All the parties have come out in support of 6Music, even Gordon Brown has expressed his concern.  How much of this is electioneering his hard to tell?  I guess we will find out who really does have a substantive policy on this issue?

April 15, 2010

Leftfield to make festival come back!!

Seminal 90’s electronic band Leftfield have announced plans of a summer return, 10 years after their last gig.   Often cited as one of the most influential British dance bands of all time, one half of the duo, Neil Barnes, has decided to return to his greatest and most thrilling project, the Leftfield live experience.  Combining heart shuddering bass with euphoric house, minimalist techno and dub darkness the live show is unlike anything else that is around today.  Disappointingly the other half of the pioneering duo, Paul Daley, will not be joining his former partner due to other work commitments.  Neil will reform the rest of the live collective for the shows, including Rasta MC Cheshire Cat.   Their first performance will be at Scotland’s Rockness in June.  They will appear at an assortment of festivals around Europe, including Benaccasim and at the inaugural LED – London-Electronic-Dance-Festival in Victoria Park in August.

Leftfield actually split in 2002, but their last set of shows were in 2000, culminating in a New Years Eve bash at the London Arena with fellow electronic visionaries Orbital, who have since returned to the live fold after a hiatus.  It seems the buzz of a rapturous crowd is hard to replace?  The chance for new fans to experience the expansive house of their classic album ‘Leftism’ in a live setting is a thrilling prospect!  Often voted in music magazines as the best electronic album of all time, it is dance music with a visceral pulse.   Lets hope sound restrictions that often blight outdoor events don’t diminish the force of the Leftfield experience?

April 2, 2010

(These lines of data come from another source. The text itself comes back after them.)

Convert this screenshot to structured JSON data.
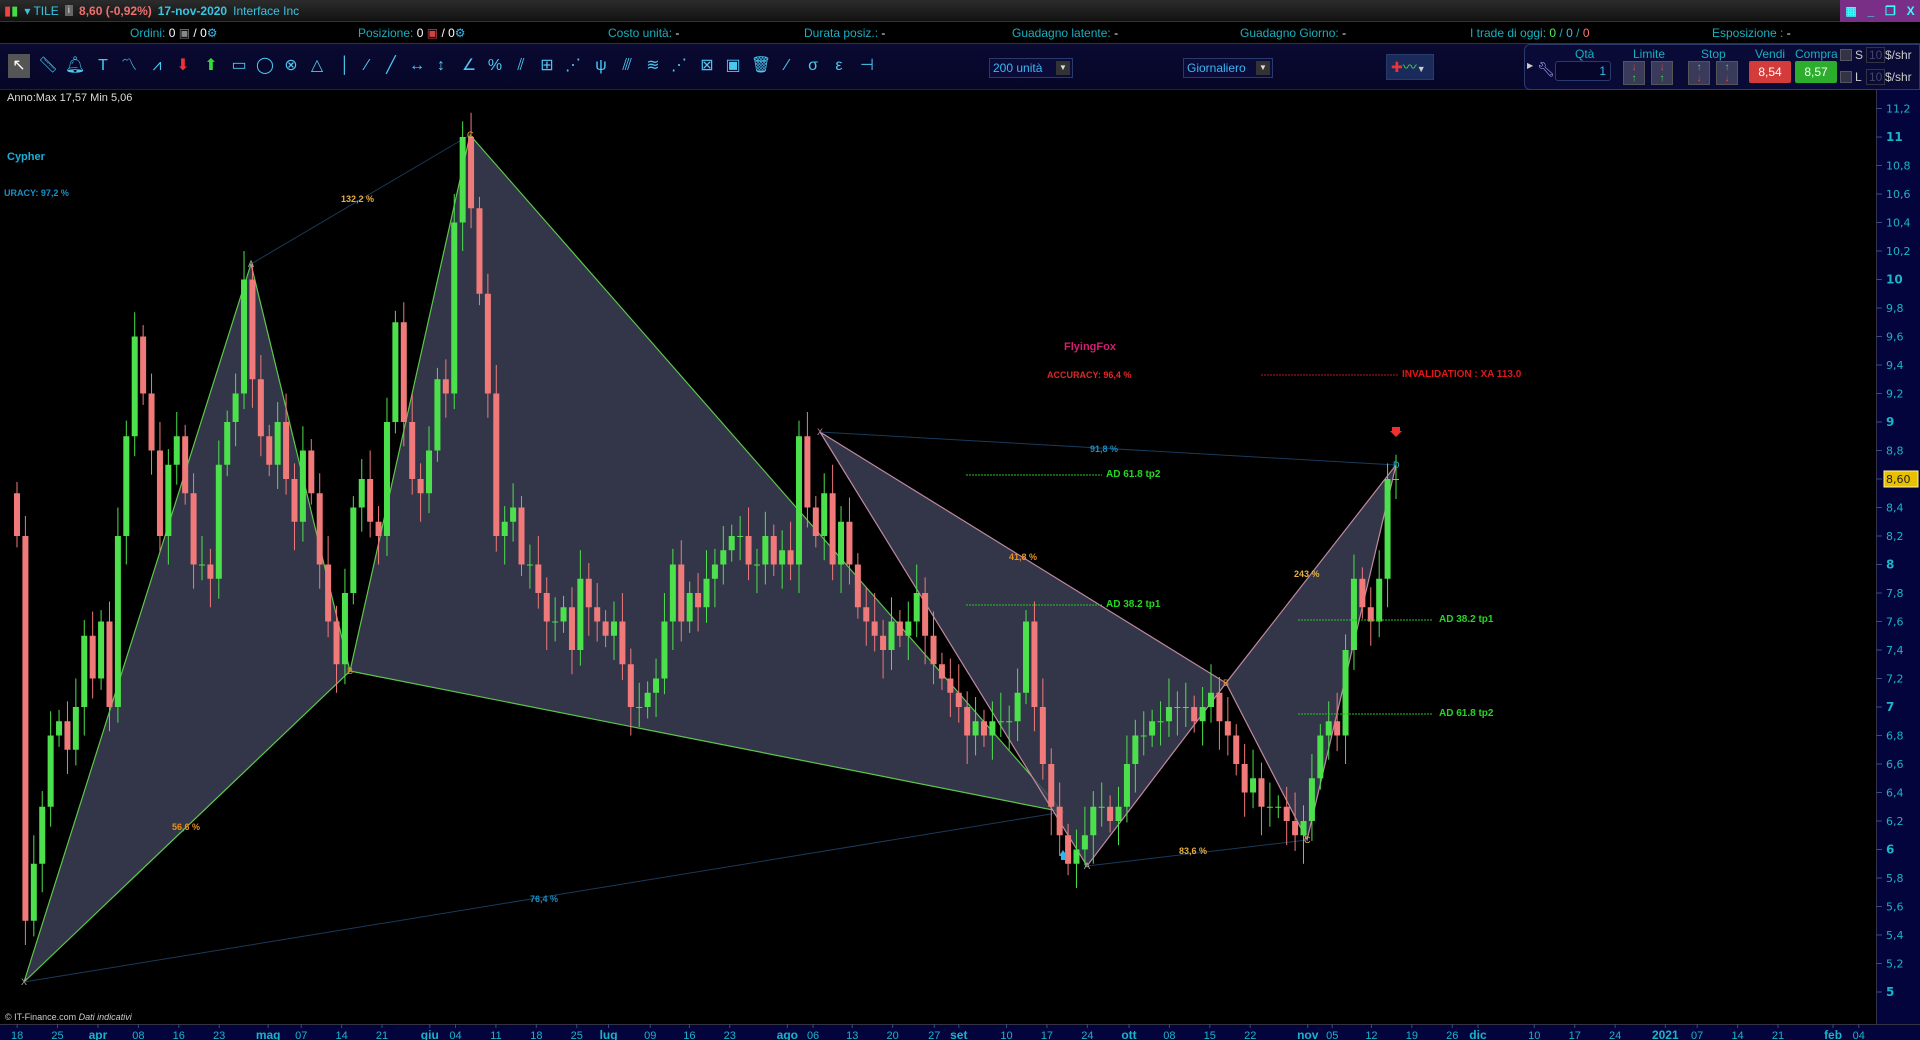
{
  "titlebar": {
    "symbol": "TILE",
    "price_change": "8,60 (-0,92%)",
    "date": "17-nov-2020",
    "company": "Interface Inc",
    "window_buttons": [
      "keyboard",
      "_",
      "restore",
      "X"
    ]
  },
  "inforow": {
    "ordini_label": "Ordini:",
    "ordini_value": "0",
    "ordini_sep": "/ 0",
    "posizione_label": "Posizione:",
    "posizione_value": "0",
    "posizione_sep": "/ 0",
    "costo_label": "Costo unità:",
    "costo_value": "-",
    "durata_label": "Durata posiz.:",
    "durata_value": "-",
    "latente_label": "Guadagno latente:",
    "latente_value": "-",
    "giorno_label": "Guadagno Giorno:",
    "giorno_value": "-",
    "trade_label": "I trade di oggi:",
    "trade_v1": "0",
    "trade_v2": "0",
    "trade_v3": "0",
    "esposizione_label": "Esposizione :",
    "esposizione_value": "-"
  },
  "toolbar": {
    "tools": [
      "cursor",
      "ruler",
      "alert-bell",
      "text",
      "trend-indicator",
      "zigzag",
      "arrow-down",
      "arrow-up",
      "rectangle",
      "ellipse",
      "circle-cross",
      "triangle",
      "vertical-line",
      "segment",
      "line",
      "horizontal-range",
      "vertical-range",
      "angle",
      "percent-retracement",
      "fibonacci-fan",
      "fibonacci-grid",
      "gann-fan",
      "pitchfork",
      "channel",
      "raff-channel",
      "speed-lines",
      "gann-grid",
      "gann-square",
      "trash",
      "gann-line",
      "sigma-channel",
      "epsilon-channel",
      "horizontal-line"
    ],
    "quantity_select": "200 unità",
    "period_select": "Giornaliero"
  },
  "trade_panel": {
    "qta_label": "Qtà",
    "qta_value": "1",
    "limite_label": "Limite",
    "stop_label": "Stop",
    "vendi_label": "Vendi",
    "vendi_price": "8,54",
    "compra_label": "Compra",
    "compra_price": "8,57",
    "s_label": "S",
    "l_label": "L",
    "s_value": "10",
    "l_value": "10",
    "unit": "$/shr"
  },
  "chart_data": {
    "type": "candlestick",
    "range_label": "Anno:Max 17,57 Min 5,06",
    "last_price_label": "8,60",
    "ylim": [
      5,
      11.2
    ],
    "y_ticks": [
      "5",
      "5,2",
      "5,4",
      "5,6",
      "5,8",
      "6",
      "6,2",
      "6,4",
      "6,6",
      "6,8",
      "7",
      "7,2",
      "7,4",
      "7,6",
      "7,8",
      "8",
      "8,2",
      "8,4",
      "8,6",
      "8,8",
      "9",
      "9,2",
      "9,4",
      "9,6",
      "9,8",
      "10",
      "10,2",
      "10,4",
      "10,6",
      "10,8",
      "11",
      "11,2"
    ],
    "x_ticks": [
      "18",
      "25",
      "apr",
      "08",
      "16",
      "23",
      "mag",
      "07",
      "14",
      "21",
      "giu",
      "04",
      "11",
      "18",
      "25",
      "lug",
      "09",
      "16",
      "23",
      "ago",
      "06",
      "13",
      "20",
      "27",
      "set",
      "10",
      "17",
      "24",
      "ott",
      "08",
      "15",
      "22",
      "nov",
      "05",
      "12",
      "19",
      "26",
      "dic",
      "10",
      "17",
      "24",
      "2021",
      "07",
      "14",
      "21",
      "feb",
      "04"
    ],
    "closes": [
      8.2,
      5.5,
      5.9,
      6.3,
      6.8,
      6.9,
      6.7,
      7.0,
      7.5,
      7.2,
      7.6,
      7.0,
      8.2,
      8.9,
      9.6,
      9.2,
      8.8,
      8.2,
      8.7,
      8.9,
      8.5,
      8.0,
      8.0,
      7.9,
      8.7,
      9.0,
      9.2,
      10.0,
      9.3,
      8.9,
      8.7,
      9.0,
      8.6,
      8.3,
      8.8,
      8.5,
      8.0,
      7.6,
      7.3,
      7.8,
      8.4,
      8.6,
      8.3,
      8.2,
      9.0,
      9.7,
      9.0,
      8.6,
      8.5,
      8.8,
      9.3,
      9.2,
      10.4,
      11.0,
      10.5,
      9.9,
      9.2,
      8.2,
      8.3,
      8.4,
      8.0,
      8.0,
      7.8,
      7.6,
      7.6,
      7.7,
      7.4,
      7.9,
      7.7,
      7.6,
      7.5,
      7.6,
      7.3,
      7.0,
      7.0,
      7.1,
      7.2,
      7.6,
      8.0,
      7.6,
      7.8,
      7.7,
      7.9,
      8.0,
      8.1,
      8.2,
      8.2,
      8.0,
      8.0,
      8.2,
      8.0,
      8.1,
      8.0,
      8.9,
      8.4,
      8.2,
      8.5,
      8.0,
      8.3,
      8.0,
      7.7,
      7.6,
      7.5,
      7.4,
      7.6,
      7.5,
      7.6,
      7.8,
      7.5,
      7.3,
      7.2,
      7.1,
      7.0,
      6.8,
      6.9,
      6.8,
      6.9,
      6.9,
      6.9,
      7.1,
      7.6,
      7.0,
      6.6,
      6.3,
      6.1,
      5.9,
      6.0,
      6.1,
      6.3,
      6.3,
      6.2,
      6.3,
      6.6,
      6.8,
      6.8,
      6.9,
      6.9,
      7.0,
      7.0,
      7.0,
      6.9,
      7.0,
      7.1,
      6.9,
      6.8,
      6.6,
      6.4,
      6.5,
      6.3,
      6.3,
      6.3,
      6.2,
      6.1,
      6.2,
      6.5,
      6.8,
      6.9,
      6.8,
      7.4,
      7.9,
      7.7,
      7.6,
      7.9,
      8.6,
      8.6
    ],
    "colors": {
      "up": "#4de04d",
      "down": "#f07a7a",
      "cypher_outline": "#5cc84a",
      "flyingfox_outline": "#c08aa0",
      "pattern_fill": "#3c3f55"
    },
    "patterns": [
      {
        "name": "Cypher",
        "accuracy": "URACY: 97,2 %",
        "points": {
          "X": [
            5.06,
            "18-mar"
          ],
          "A": [
            10.1,
            "apr"
          ],
          "B": [
            7.2,
            "mag"
          ],
          "C": [
            11.0,
            "giu"
          ],
          "D": [
            6.25,
            "set"
          ]
        },
        "ratios": [
          "132,2 %",
          "56,6 %",
          "76,4 %"
        ]
      },
      {
        "name": "FlyingFox",
        "accuracy": "ACCURACY: 96,4 %",
        "invalidation": "INVALIDATION :  XA 113.0",
        "ratios": [
          "91,8 %",
          "41,8 %",
          "83,6 %",
          "243 %"
        ]
      }
    ],
    "targets": [
      "AD 61.8 tp2",
      "AD 38.2 tp1",
      "AD 38.2 tp1",
      "AD 61.8 tp2"
    ],
    "point_labels": [
      "X",
      "A",
      "B",
      "C",
      "D"
    ],
    "footer": "© IT-Finance.com",
    "footer_note": "Dati indicativi"
  }
}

Arctic Monkeys play virgin gig at the Albert Hall

In the grand Victorian ballroom of the Albert Hall the Monkeys presented their new-found maturity and dark intensity.  The sound of the now five piece rumbled with a muscular depth and menacing growl that has only been recently conceived since their artistic re-birth with Queen of the desert rock, Josh Homme.   For all the musical virtuosity and sonic insouciance though, at times the elegant and cavernous monument seemed to drown their own physical beings.  You can take the music out of the boy……………..Still only 25, but at times Alex Turner’s sheer physical slightness and psychological shyness rendered both their musical development and cultural volte-face a little premature.  Don’t get me wrong?  This was a masterclass in stage dynamics, creating an atmosphere of both rhythmic density and visceral, youthful excitement.   This band have come along way in a very short time………The opening of Dance Little Liar was all twisting groove and growling delivery, starkly opposite to the song that followed, brianstorm, which featured Turner’s trademark yorkshire yarns.

The development of the band seems highly evolved and could serve them well in the ensuing years, especially in the stables of longevity and integrity – it takes a while to train a thoroughbred.  The one area that seems a little unsure of its career trajectory is Alex Turner and his stage manner.   Forever shy, he use to hide behind his youthful strut and his ironic knowingness.   Now he seems caught between irony and sincerity – gone beyond his years of teenage brashness yet still to approach anything like the stage presence of an experienced front man.  He still doesn’t feel comfortable leading the band and through his uncertainty his presence feels a little lost, especially in the enormous surrounds of the hall.   There are generally two kinds of great front men – one who exudes charisma and can charm a crowd at will – the other is the type who rarely speak a word, who just permeates a menacing presence of danger and intrigue.  Turner is neither one or the other – too shy to charm , too nice to scare!  Josh Homme needs to take him back to desert camp?